A combination of ocean currents and wind driven waves causes ocean swells and breakers to pile over the eastern end of the barrier reef into the windward side of the lagoon. This will cause an increase in tidal range and in the speed of currents flowing through channels on the leeside of the atolls. Tide tables and tidal current tables will be helpful in dive planning but will not be completely accurate under those conditions.
Usually the best and safest diving is inside the reef systems; whether fringing, barrier or atoll. Diving in passes and along the open sea sides of reefs must be carefully planned and adequate support and flotation equipment made available. If properly planned and adequately supported, a drift or float dive with the sometimes swift current in a channel can be an exciting experience. Seaward of the passes, particularly on the leeward side of coral formations, diving the walls can also lead to an inspiring dive bonus.

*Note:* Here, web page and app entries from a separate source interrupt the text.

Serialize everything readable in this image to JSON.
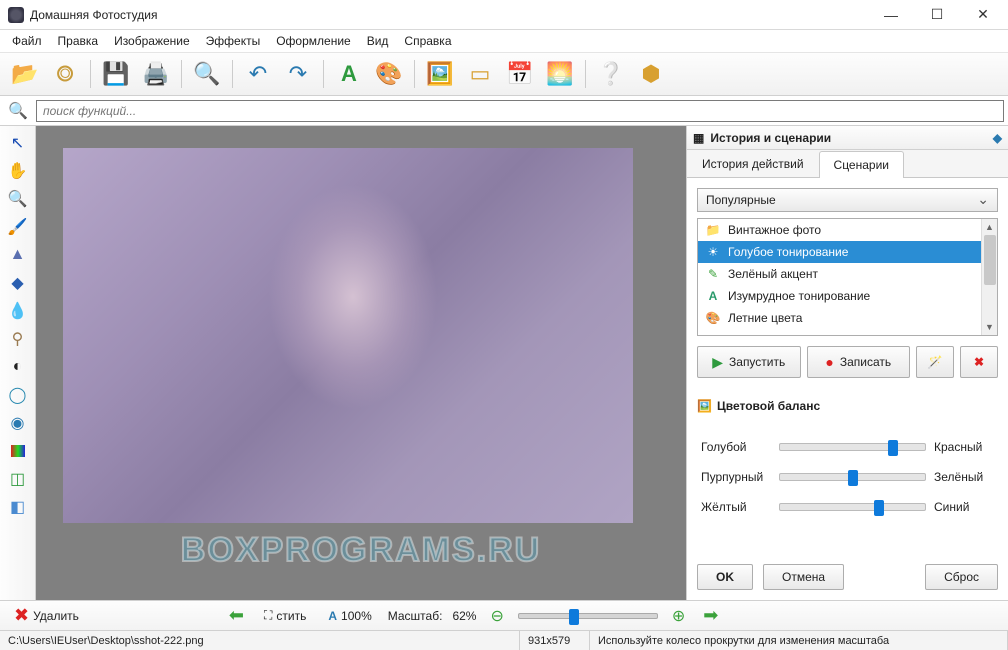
{
  "window": {
    "title": "Домашняя Фотостудия"
  },
  "menu": {
    "items": [
      "Файл",
      "Правка",
      "Изображение",
      "Эффекты",
      "Оформление",
      "Вид",
      "Справка"
    ]
  },
  "toolbar": {
    "icons": [
      "open-folder",
      "film-reel",
      "save-disk",
      "print",
      "page-preview",
      "undo",
      "redo",
      "text-a",
      "palette",
      "image-thumb",
      "image-frame",
      "calendar",
      "image-sun",
      "help",
      "home"
    ]
  },
  "search": {
    "placeholder": "поиск функций..."
  },
  "left_tools": [
    "pointer",
    "hand",
    "zoom",
    "brush",
    "drop-dark",
    "drop-light",
    "blur",
    "stamp",
    "bw-circle",
    "swirl",
    "eye",
    "color-bars",
    "crop",
    "eraser"
  ],
  "right_panel": {
    "title": "История и сценарии",
    "tabs": [
      "История действий",
      "Сценарии"
    ],
    "active_tab": 1,
    "dropdown": "Популярные",
    "presets": [
      {
        "label": "Винтажное фото",
        "icon": "folder",
        "color": "#e8a33d"
      },
      {
        "label": "Голубое тонирование",
        "icon": "sun",
        "color": "#ffffff"
      },
      {
        "label": "Зелёный акцент",
        "icon": "pencil",
        "color": "#3ba23b"
      },
      {
        "label": "Изумрудное тонирование",
        "icon": "letter-a",
        "color": "#2a9a6a"
      },
      {
        "label": "Летние цвета",
        "icon": "palette",
        "color": "#d98c2e"
      }
    ],
    "selected_preset": 1,
    "actions": {
      "run": "Запустить",
      "record": "Записать"
    },
    "section": "Цветовой баланс",
    "balance": [
      {
        "left": "Голубой",
        "right": "Красный",
        "value": 78
      },
      {
        "left": "Пурпурный",
        "right": "Зелёный",
        "value": 50
      },
      {
        "left": "Жёлтый",
        "right": "Синий",
        "value": 68
      }
    ],
    "buttons": {
      "ok": "OK",
      "cancel": "Отмена",
      "reset": "Сброс"
    }
  },
  "bottom": {
    "delete": "Удалить",
    "fit": "стить",
    "zoom_a": "100%",
    "zoom_label": "Масштаб:",
    "zoom_value": "62%"
  },
  "status": {
    "path": "C:\\Users\\IEUser\\Desktop\\sshot-222.png",
    "dimensions": "931x579",
    "hint": "Используйте колесо прокрутки для изменения масштаба"
  },
  "watermark": "BOXPROGRAMS.RU"
}
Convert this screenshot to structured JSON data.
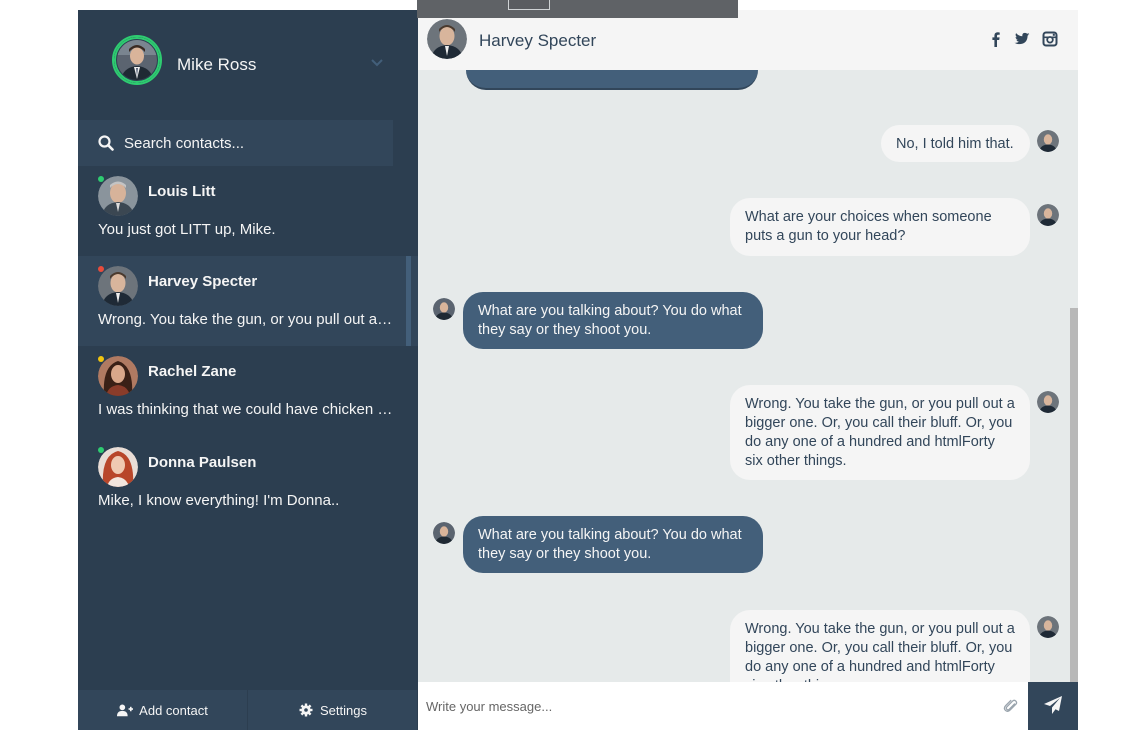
{
  "profile": {
    "name": "Mike Ross",
    "status_color": "#2ecc71"
  },
  "search": {
    "placeholder": "Search contacts..."
  },
  "contacts": [
    {
      "name": "Louis Litt",
      "preview": "You just got LITT up, Mike.",
      "status": "online",
      "status_color": "#2ecc71"
    },
    {
      "name": "Harvey Specter",
      "preview": "Wrong. You take the gun, or you pull out a bigger one. Or, you call their bluff.",
      "status": "busy",
      "status_color": "#e74c3c",
      "active": true
    },
    {
      "name": "Rachel Zane",
      "preview": "I was thinking that we could have chicken tonight, sounds good?",
      "status": "away",
      "status_color": "#f1c40f"
    },
    {
      "name": "Donna Paulsen",
      "preview": "Mike, I know everything! I'm Donna..",
      "status": "online",
      "status_color": "#2ecc71"
    }
  ],
  "bottom_bar": {
    "add_contact": "Add contact",
    "settings": "Settings"
  },
  "chat": {
    "contact_name": "Harvey Specter",
    "social": [
      "facebook-icon",
      "twitter-icon",
      "instagram-icon"
    ],
    "messages": [
      {
        "type": "replies",
        "text": "No, I told him that."
      },
      {
        "type": "replies",
        "text": "What are your choices when someone puts a gun to your head?"
      },
      {
        "type": "sent",
        "text": "What are you talking about? You do what they say or they shoot you."
      },
      {
        "type": "replies",
        "text": "Wrong. You take the gun, or you pull out a bigger one. Or, you call their bluff. Or, you do any one of a hundred and htmlForty six other things."
      },
      {
        "type": "sent",
        "text": "What are you talking about? You do what they say or they shoot you."
      },
      {
        "type": "replies",
        "text": "Wrong. You take the gun, or you pull out a bigger one. Or, you call their bluff. Or, you do any one of a hundred and htmlForty six other things."
      }
    ],
    "input_placeholder": "Write your message..."
  },
  "colors": {
    "sidebar": "#2c3e50",
    "sidebar_active": "#32465a",
    "accent": "#435f7a",
    "chat_bg": "#e6eaea",
    "bubble_light": "#f5f5f5"
  }
}
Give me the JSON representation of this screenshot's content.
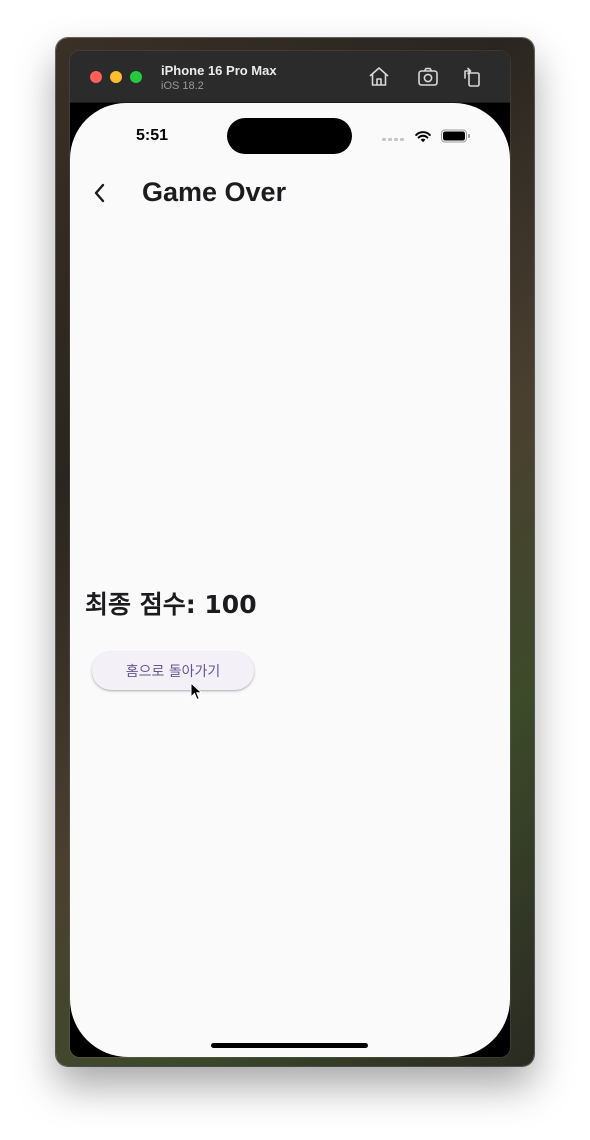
{
  "simulator": {
    "device_name": "iPhone 16 Pro Max",
    "os_version": "iOS 18.2",
    "toolbar_icons": [
      "home-icon",
      "screenshot-icon",
      "rotate-icon"
    ]
  },
  "status_bar": {
    "time": "5:51",
    "icons": [
      "cellular-icon",
      "wifi-icon",
      "battery-icon"
    ]
  },
  "navigation": {
    "back_icon": "chevron-left-icon",
    "title": "Game Over"
  },
  "main": {
    "score_text": "최종 점수: 100",
    "home_button_label": "홈으로 돌아가기"
  },
  "colors": {
    "screen_background": "#fafafa",
    "button_background": "#f4f0f8",
    "button_text": "#65558f",
    "title_text": "#1c1b1f"
  }
}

High water within coral formations owing to strong, steady prevailing winds usually does not generate strong currents within a lagoon. However, the strong flow of water out of the lagoon in some of the leeward passes can be potentially hazardous. In almost all cases, just seaward of the water flowing out of a coral formation, this enhanced tidal current tends to swing south (in the northern hemisphere) and combines with the wind driven ocean current to develop a drift that could be hazardous to an improperly planned or poorly supported dive. Diving in the passes or outside any reef system should be attempted only when adequate, well maintained and operated, powered flotation systems are available.